** Requirement **
Within the records that follow, determine how many lines include the word "再生精铅". State the number and nothing further.

** Material for this task **
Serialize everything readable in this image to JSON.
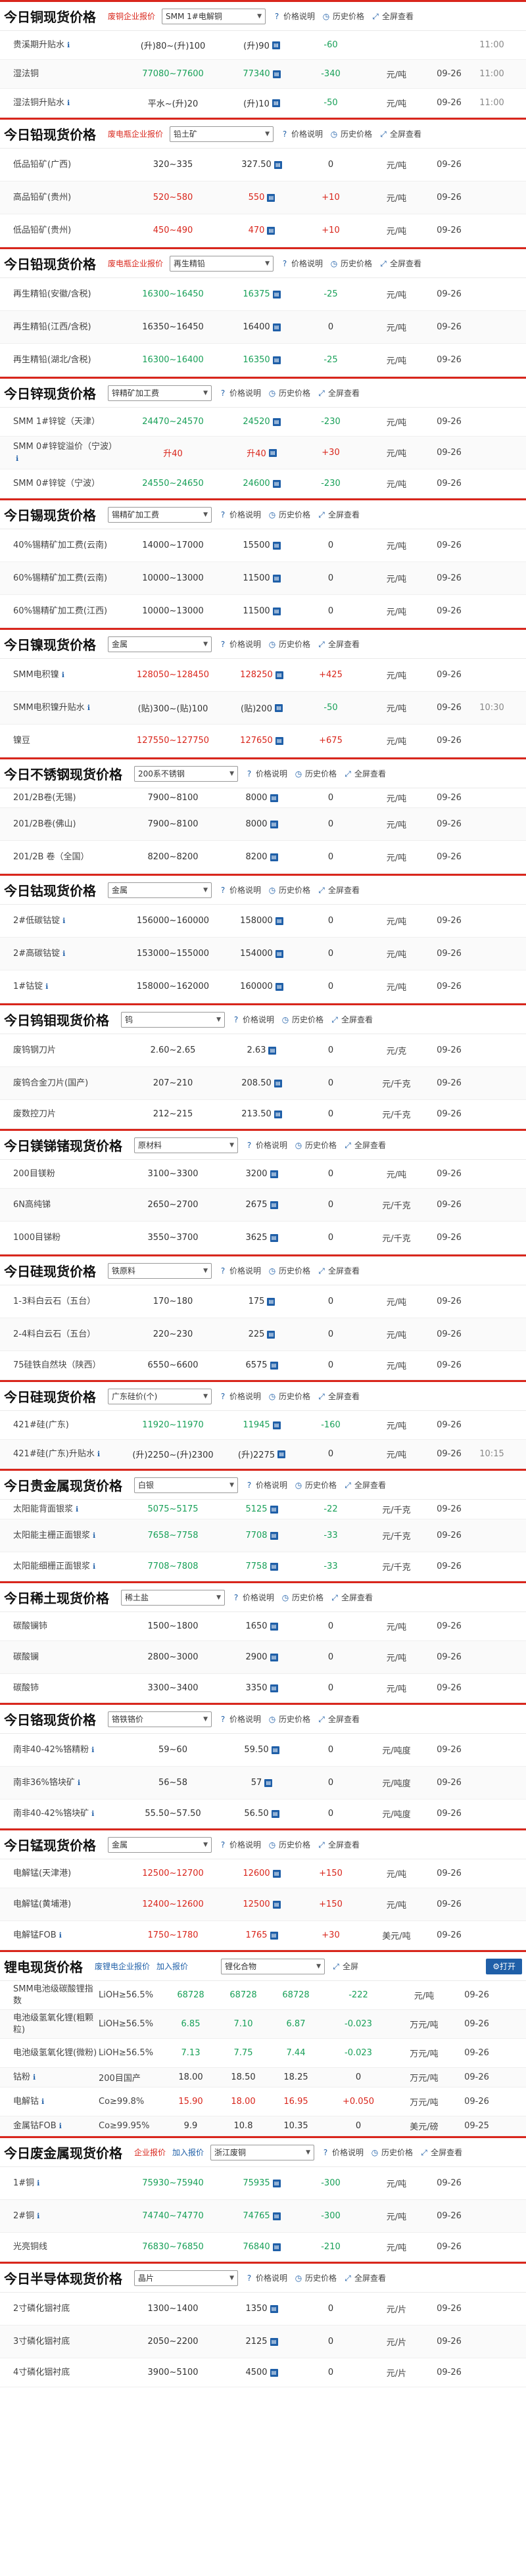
{
  "common": {
    "price_desc": "价格说明",
    "history": "历史价格",
    "fullscreen": "全屏查看",
    "info": "ℹ"
  },
  "sections": [
    {
      "id": "cu",
      "title": "今日铜现货价格",
      "link": "废铜企业报价",
      "select": "SMM 1#电解铜",
      "rows": [
        {
          "name": "贵溪期升贴水",
          "info": true,
          "range": "(升)80~(升)100",
          "avg": "(升)90",
          "chg": "-60",
          "dir": "down",
          "unit": "",
          "date": "",
          "time": "11:00",
          "h": 44
        },
        {
          "name": "湿法铜",
          "range": "77080~77600",
          "avg": "77340",
          "chg": "-340",
          "dir": "down",
          "unit": "元/吨",
          "date": "09-26",
          "time": "11:00",
          "h": 44,
          "rdir": "down"
        },
        {
          "name": "湿法铜升贴水",
          "info": true,
          "range": "平水~(升)20",
          "avg": "(升)10",
          "chg": "-50",
          "dir": "down",
          "unit": "元/吨",
          "date": "09-26",
          "time": "11:00",
          "h": 44
        }
      ]
    },
    {
      "id": "pbore",
      "title": "今日铅现货价格",
      "link": "废电瓶企业报价",
      "select": "铅土矿",
      "rows": [
        {
          "name": "低品铅矿(广西)",
          "range": "320~335",
          "avg": "327.50",
          "chg": "0",
          "dir": "flat",
          "unit": "元/吨",
          "date": "09-26",
          "time": "",
          "h": 50
        },
        {
          "name": "高品铅矿(贵州)",
          "range": "520~580",
          "avg": "550",
          "chg": "+10",
          "dir": "up",
          "unit": "元/吨",
          "date": "09-26",
          "time": "",
          "h": 50,
          "rdir": "up"
        },
        {
          "name": "低品铅矿(贵州)",
          "range": "450~490",
          "avg": "470",
          "chg": "+10",
          "dir": "up",
          "unit": "元/吨",
          "date": "09-26",
          "time": "",
          "h": 50,
          "rdir": "up"
        }
      ]
    },
    {
      "id": "pb",
      "title": "今日铅现货价格",
      "link": "废电瓶企业报价",
      "select": "再生精铅",
      "rows": [
        {
          "name": "再生精铅(安徽/含税)",
          "range": "16300~16450",
          "avg": "16375",
          "chg": "-25",
          "dir": "down",
          "unit": "元/吨",
          "date": "09-26",
          "time": "",
          "h": 50,
          "rdir": "down"
        },
        {
          "name": "再生精铅(江西/含税)",
          "range": "16350~16450",
          "avg": "16400",
          "chg": "0",
          "dir": "flat",
          "unit": "元/吨",
          "date": "09-26",
          "time": "",
          "h": 50
        },
        {
          "name": "再生精铅(湖北/含税)",
          "range": "16300~16400",
          "avg": "16350",
          "chg": "-25",
          "dir": "down",
          "unit": "元/吨",
          "date": "09-26",
          "time": "",
          "h": 50,
          "rdir": "down"
        }
      ]
    },
    {
      "id": "zn",
      "title": "今日锌现货价格",
      "link": "",
      "select": "锌精矿加工费",
      "rows": [
        {
          "name": "SMM 1#锌锭（天津）",
          "range": "24470~24570",
          "avg": "24520",
          "chg": "-230",
          "dir": "down",
          "unit": "元/吨",
          "date": "09-26",
          "time": "",
          "h": 44,
          "rdir": "down"
        },
        {
          "name": "SMM 0#锌锭溢价（宁波）",
          "info": true,
          "range": "升40",
          "avg": "升40",
          "chg": "+30",
          "dir": "up",
          "unit": "元/吨",
          "date": "09-26",
          "time": "",
          "h": 50,
          "rdir": "up"
        },
        {
          "name": "SMM 0#锌锭（宁波）",
          "range": "24550~24650",
          "avg": "24600",
          "chg": "-230",
          "dir": "down",
          "unit": "元/吨",
          "date": "09-26",
          "time": "",
          "h": 44,
          "rdir": "down"
        }
      ]
    },
    {
      "id": "sn",
      "title": "今日锡现货价格",
      "link": "",
      "select": "锡精矿加工费",
      "rows": [
        {
          "name": "40%锡精矿加工费(云南)",
          "range": "14000~17000",
          "avg": "15500",
          "chg": "0",
          "dir": "flat",
          "unit": "元/吨",
          "date": "09-26",
          "time": "",
          "h": 50
        },
        {
          "name": "60%锡精矿加工费(云南)",
          "range": "10000~13000",
          "avg": "11500",
          "chg": "0",
          "dir": "flat",
          "unit": "元/吨",
          "date": "09-26",
          "time": "",
          "h": 50
        },
        {
          "name": "60%锡精矿加工费(江西)",
          "range": "10000~13000",
          "avg": "11500",
          "chg": "0",
          "dir": "flat",
          "unit": "元/吨",
          "date": "09-26",
          "time": "",
          "h": 50
        }
      ]
    },
    {
      "id": "ni",
      "title": "今日镍现货价格",
      "link": "",
      "select": "金属",
      "rows": [
        {
          "name": "SMM电积镍",
          "info": true,
          "range": "128050~128450",
          "avg": "128250",
          "chg": "+425",
          "dir": "up",
          "unit": "元/吨",
          "date": "09-26",
          "time": "",
          "h": 50,
          "rdir": "up"
        },
        {
          "name": "SMM电积镍升贴水",
          "info": true,
          "range": "(贴)300~(贴)100",
          "avg": "(贴)200",
          "chg": "-50",
          "dir": "down",
          "unit": "元/吨",
          "date": "09-26",
          "time": "10:30",
          "h": 50
        },
        {
          "name": "镍豆",
          "range": "127550~127750",
          "avg": "127650",
          "chg": "+675",
          "dir": "up",
          "unit": "元/吨",
          "date": "09-26",
          "time": "",
          "h": 50,
          "rdir": "up"
        }
      ]
    },
    {
      "id": "ss",
      "title": "今日不锈钢现货价格",
      "link": "",
      "select": "200系不锈钢",
      "rows": [
        {
          "name": "201/2B卷(无锡)",
          "range": "7900~8100",
          "avg": "8000",
          "chg": "0",
          "dir": "flat",
          "unit": "元/吨",
          "date": "09-26",
          "time": "",
          "h": 30
        },
        {
          "name": "201/2B卷(佛山)",
          "range": "7900~8100",
          "avg": "8000",
          "chg": "0",
          "dir": "flat",
          "unit": "元/吨",
          "date": "09-26",
          "time": "",
          "h": 50
        },
        {
          "name": "201/2B 卷（全国）",
          "range": "8200~8200",
          "avg": "8200",
          "chg": "0",
          "dir": "flat",
          "unit": "元/吨",
          "date": "09-26",
          "time": "",
          "h": 50
        }
      ]
    },
    {
      "id": "co",
      "title": "今日钴现货价格",
      "link": "",
      "select": "金属",
      "rows": [
        {
          "name": "2#低碳钴锭",
          "info": true,
          "range": "156000~160000",
          "avg": "158000",
          "chg": "0",
          "dir": "flat",
          "unit": "元/吨",
          "date": "09-26",
          "time": "",
          "h": 50
        },
        {
          "name": "2#高碳钴锭",
          "info": true,
          "range": "153000~155000",
          "avg": "154000",
          "chg": "0",
          "dir": "flat",
          "unit": "元/吨",
          "date": "09-26",
          "time": "",
          "h": 50
        },
        {
          "name": "1#钴锭",
          "info": true,
          "range": "158000~162000",
          "avg": "160000",
          "chg": "0",
          "dir": "flat",
          "unit": "元/吨",
          "date": "09-26",
          "time": "",
          "h": 50
        }
      ]
    },
    {
      "id": "w",
      "title": "今日钨钼现货价格",
      "link": "",
      "select": "钨",
      "rows": [
        {
          "name": "废钨钢刀片",
          "range": "2.60~2.65",
          "avg": "2.63",
          "chg": "0",
          "dir": "flat",
          "unit": "元/克",
          "date": "09-26",
          "time": "",
          "h": 50
        },
        {
          "name": "废钨合金刀片(国产)",
          "range": "207~210",
          "avg": "208.50",
          "chg": "0",
          "dir": "flat",
          "unit": "元/千克",
          "date": "09-26",
          "time": "",
          "h": 50
        },
        {
          "name": "废数控刀片",
          "range": "212~215",
          "avg": "213.50",
          "chg": "0",
          "dir": "flat",
          "unit": "元/千克",
          "date": "09-26",
          "time": "",
          "h": 44
        }
      ]
    },
    {
      "id": "mg",
      "title": "今日镁锑锗现货价格",
      "link": "",
      "select": "原材料",
      "rows": [
        {
          "name": "200目镁粉",
          "range": "3100~3300",
          "avg": "3200",
          "chg": "0",
          "dir": "flat",
          "unit": "元/吨",
          "date": "09-26",
          "time": "",
          "h": 44
        },
        {
          "name": "6N高纯锑",
          "range": "2650~2700",
          "avg": "2675",
          "chg": "0",
          "dir": "flat",
          "unit": "元/千克",
          "date": "09-26",
          "time": "",
          "h": 50
        },
        {
          "name": "1000目锑粉",
          "range": "3550~3700",
          "avg": "3625",
          "chg": "0",
          "dir": "flat",
          "unit": "元/千克",
          "date": "09-26",
          "time": "",
          "h": 50
        }
      ]
    },
    {
      "id": "si",
      "title": "今日硅现货价格",
      "link": "",
      "select": "铁原料",
      "rows": [
        {
          "name": "1-3料白云石（五台）",
          "range": "170~180",
          "avg": "175",
          "chg": "0",
          "dir": "flat",
          "unit": "元/吨",
          "date": "09-26",
          "time": "",
          "h": 50
        },
        {
          "name": "2-4料白云石（五台）",
          "range": "220~230",
          "avg": "225",
          "chg": "0",
          "dir": "flat",
          "unit": "元/吨",
          "date": "09-26",
          "time": "",
          "h": 50
        },
        {
          "name": "75硅铁自然块（陕西）",
          "range": "6550~6600",
          "avg": "6575",
          "chg": "0",
          "dir": "flat",
          "unit": "元/吨",
          "date": "09-26",
          "time": "",
          "h": 44
        }
      ]
    },
    {
      "id": "si2",
      "title": "今日硅现货价格",
      "link": "",
      "select": "广东硅价(个)",
      "rows": [
        {
          "name": "421#硅(广东)",
          "range": "11920~11970",
          "avg": "11945",
          "chg": "-160",
          "dir": "down",
          "unit": "元/吨",
          "date": "09-26",
          "time": "",
          "h": 44,
          "rdir": "down"
        },
        {
          "name": "421#硅(广东)升贴水",
          "info": true,
          "range": "(升)2250~(升)2300",
          "avg": "(升)2275",
          "chg": "0",
          "dir": "flat",
          "unit": "元/吨",
          "date": "09-26",
          "time": "10:15",
          "h": 44
        }
      ]
    },
    {
      "id": "ag",
      "title": "今日贵金属现货价格",
      "link": "",
      "select": "白银",
      "rows": [
        {
          "name": "太阳能背面银浆",
          "info": true,
          "range": "5075~5175",
          "avg": "5125",
          "chg": "-22",
          "dir": "down",
          "unit": "元/千克",
          "date": "09-26",
          "time": "",
          "h": 30,
          "rdir": "down"
        },
        {
          "name": "太阳能主栅正面银浆",
          "info": true,
          "range": "7658~7758",
          "avg": "7708",
          "chg": "-33",
          "dir": "down",
          "unit": "元/千克",
          "date": "09-26",
          "time": "",
          "h": 50,
          "rdir": "down"
        },
        {
          "name": "太阳能细栅正面银浆",
          "info": true,
          "range": "7708~7808",
          "avg": "7758",
          "chg": "-33",
          "dir": "down",
          "unit": "元/千克",
          "date": "09-26",
          "time": "",
          "h": 44,
          "rdir": "down"
        }
      ]
    },
    {
      "id": "re",
      "title": "今日稀土现货价格",
      "link": "",
      "select": "稀土盐",
      "rows": [
        {
          "name": "碳酸镧铈",
          "range": "1500~1800",
          "avg": "1650",
          "chg": "0",
          "dir": "flat",
          "unit": "元/吨",
          "date": "09-26",
          "time": "",
          "h": 44
        },
        {
          "name": "碳酸镧",
          "range": "2800~3000",
          "avg": "2900",
          "chg": "0",
          "dir": "flat",
          "unit": "元/吨",
          "date": "09-26",
          "time": "",
          "h": 50
        },
        {
          "name": "碳酸铈",
          "range": "3300~3400",
          "avg": "3350",
          "chg": "0",
          "dir": "flat",
          "unit": "元/吨",
          "date": "09-26",
          "time": "",
          "h": 44
        }
      ]
    },
    {
      "id": "cr",
      "title": "今日铬现货价格",
      "link": "",
      "select": "铬铁铬价",
      "rows": [
        {
          "name": "南非40-42%铬精粉",
          "info": true,
          "range": "59~60",
          "avg": "59.50",
          "chg": "0",
          "dir": "flat",
          "unit": "元/吨度",
          "date": "09-26",
          "time": "",
          "h": 50
        },
        {
          "name": "南非36%铬块矿",
          "info": true,
          "range": "56~58",
          "avg": "57",
          "chg": "0",
          "dir": "flat",
          "unit": "元/吨度",
          "date": "09-26",
          "time": "",
          "h": 50
        },
        {
          "name": "南非40-42%铬块矿",
          "info": true,
          "range": "55.50~57.50",
          "avg": "56.50",
          "chg": "0",
          "dir": "flat",
          "unit": "元/吨度",
          "date": "09-26",
          "time": "",
          "h": 44
        }
      ]
    },
    {
      "id": "mn",
      "title": "今日锰现货价格",
      "link": "",
      "select": "金属",
      "rows": [
        {
          "name": "电解锰(天津港)",
          "range": "12500~12700",
          "avg": "12600",
          "chg": "+150",
          "dir": "up",
          "unit": "元/吨",
          "date": "09-26",
          "time": "",
          "h": 44,
          "rdir": "up"
        },
        {
          "name": "电解锰(黄埔港)",
          "range": "12400~12600",
          "avg": "12500",
          "chg": "+150",
          "dir": "up",
          "unit": "元/吨",
          "date": "09-26",
          "time": "",
          "h": 50,
          "rdir": "up"
        },
        {
          "name": "电解锰FOB",
          "info": true,
          "range": "1750~1780",
          "avg": "1765",
          "chg": "+30",
          "dir": "up",
          "unit": "美元/吨",
          "date": "09-26",
          "time": "",
          "h": 44,
          "rdir": "up"
        }
      ]
    }
  ],
  "lithium": {
    "title": "锂电现货价格",
    "link1": "废锂电企业报价",
    "link2": "加入报价",
    "select": "锂化合物",
    "fullscreen": "全屏",
    "open": "打开",
    "rows": [
      {
        "name": "SMM电池级碳酸锂指数",
        "spec": "LiOH≥56.5%",
        "v1": "68728",
        "v2": "68728",
        "v3": "68728",
        "chg": "-222",
        "dir": "down",
        "unit": "元/吨",
        "date": "09-26",
        "h": 44
      },
      {
        "name": "电池级氢氧化锂(粗颗粒)",
        "spec": "LiOH≥56.5%",
        "v1": "6.85",
        "v2": "7.10",
        "v3": "6.87",
        "chg": "-0.023",
        "dir": "down",
        "unit": "万元/吨",
        "date": "09-26",
        "h": 44
      },
      {
        "name": "电池级氢氧化锂(微粉)",
        "spec": "LiOH≥56.5%",
        "v1": "7.13",
        "v2": "7.75",
        "v3": "7.44",
        "chg": "-0.023",
        "dir": "down",
        "unit": "万元/吨",
        "date": "09-26",
        "h": 44
      },
      {
        "name": "钴粉",
        "info": true,
        "spec": "200目国产",
        "v1": "18.00",
        "v2": "18.50",
        "v3": "18.25",
        "chg": "0",
        "dir": "flat",
        "unit": "万元/吨",
        "date": "09-26",
        "h": 30
      },
      {
        "name": "电解钴",
        "info": true,
        "spec": "Co≥99.8%",
        "v1": "15.90",
        "v2": "18.00",
        "v3": "16.95",
        "chg": "+0.050",
        "dir": "up",
        "unit": "万元/吨",
        "date": "09-26",
        "h": 44
      },
      {
        "name": "金属钴FOB",
        "info": true,
        "spec": "Co≥99.95%",
        "v1": "9.9",
        "v2": "10.8",
        "v3": "10.35",
        "chg": "0",
        "dir": "flat",
        "unit": "美元/磅",
        "date": "09-25",
        "h": 30
      }
    ]
  },
  "tail_sections": [
    {
      "id": "cu2",
      "title": "今日废金属现货价格",
      "link": "企业报价",
      "link2": "加入报价",
      "select": "浙江废铜",
      "rows": [
        {
          "name": "1#铜",
          "info": true,
          "range": "75930~75940",
          "avg": "75935",
          "chg": "-300",
          "dir": "down",
          "unit": "元/吨",
          "date": "09-26",
          "time": "",
          "h": 50,
          "rdir": "down"
        },
        {
          "name": "2#铜",
          "info": true,
          "range": "74740~74770",
          "avg": "74765",
          "chg": "-300",
          "dir": "down",
          "unit": "元/吨",
          "date": "09-26",
          "time": "",
          "h": 50,
          "rdir": "down"
        },
        {
          "name": "光亮铜线",
          "range": "76830~76850",
          "avg": "76840",
          "chg": "-210",
          "dir": "down",
          "unit": "元/吨",
          "date": "09-26",
          "time": "",
          "h": 44,
          "rdir": "down"
        }
      ]
    },
    {
      "id": "semi",
      "title": "今日半导体现货价格",
      "link": "",
      "select": "晶片",
      "rows": [
        {
          "name": "2寸磷化铟衬底",
          "range": "1300~1400",
          "avg": "1350",
          "chg": "0",
          "dir": "flat",
          "unit": "元/片",
          "date": "09-26",
          "time": "",
          "h": 50
        },
        {
          "name": "3寸磷化铟衬底",
          "range": "2050~2200",
          "avg": "2125",
          "chg": "0",
          "dir": "flat",
          "unit": "元/片",
          "date": "09-26",
          "time": "",
          "h": 50
        },
        {
          "name": "4寸磷化铟衬底",
          "range": "3900~5100",
          "avg": "4500",
          "chg": "0",
          "dir": "flat",
          "unit": "元/片",
          "date": "09-26",
          "time": "",
          "h": 44
        }
      ]
    }
  ]
}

** Solution to the problem **
4